# Laser effects on transistors

Aghiles
Hi,
I am a phd student in hardware security,
I want to know what is the effect of the laser on power-off transistors and can it modify the threshold voltage of these transistors? And is there an equation that links the laser and the threshold voltage degradation?

Sincerely

Gold Member
That question is way to broad to answer. What type of laser (wavelength, power) and what type of transistor? Also, are you referring to individual, discrete. transistors? Or transistors i CMOS circuit? And in what kind of package?

That said, the answer is of course in principle yes, if you shine a high powered laser on a transistor it will heat up and the threshold voltage will decrease. That said, you can achieve the same thing using a hot-air gun or a flamethrower so I suspect this is not what you have in mind...

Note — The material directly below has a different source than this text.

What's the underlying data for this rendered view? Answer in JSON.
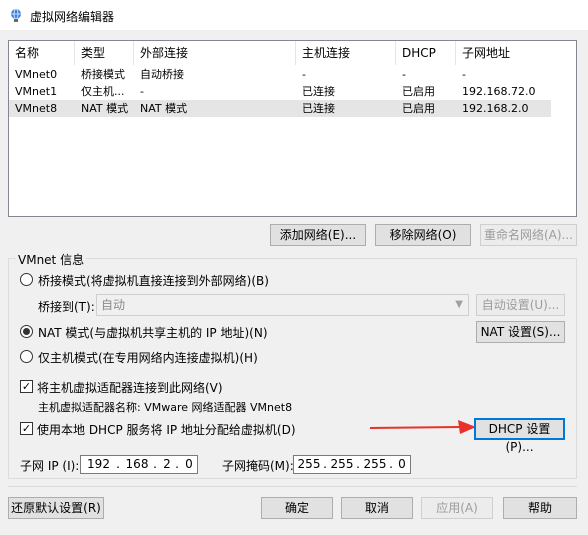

Delta Prime
Welcome to PF.

It will depend on how the transistor is packaged, and the wavelength and power of the laser. The effect will probably be due to thermal migration of the chemistry, with the transistor being progressively aged or degraded at a higher rate than normal due to higher temperature.
https://en.wikipedia.org/wiki/Arrhenius_equation

DaveE
Delta Prime

Aghiles
sorry for the inaccuracies, basically I want to know the effect of the laser (whatever its parameters) on MOSFETs (65 nm or 55 nm), the important thing for me is to know if for example the heat generated by the laser can change the characteristics of the transistor even if it is turned off. That's why I'm looking for an equation that makes the link between the laser parameters and the threshold voltage deviation for unpowered transistors. To know if we attack a transistor with a laser when it is not powered and that we turn it on again afterwards, if its characteristics have changed.
for attacks on the back side, i.e. directly on the silicon
thanks

Gold Member
Just to be clear, you do know that you can't realistically target an individual transistor in a 55nm CMOS circuit, right? The minimum "spot-size" of even UV laser will be ~um in size, and that is in a highly controlled setting.
Essentially, the best you could hope for would be to locally heat a part of the circuit.
Could you apply enough power to permanently change the parameters? Probably (with enough heat you would essentially locally anneal the Si), but the most likely outcome would be that you would simply destroy the circuit.
And again, this assumes you have direct access to the unpackaged circuit which realistically only happens during its manufacture,.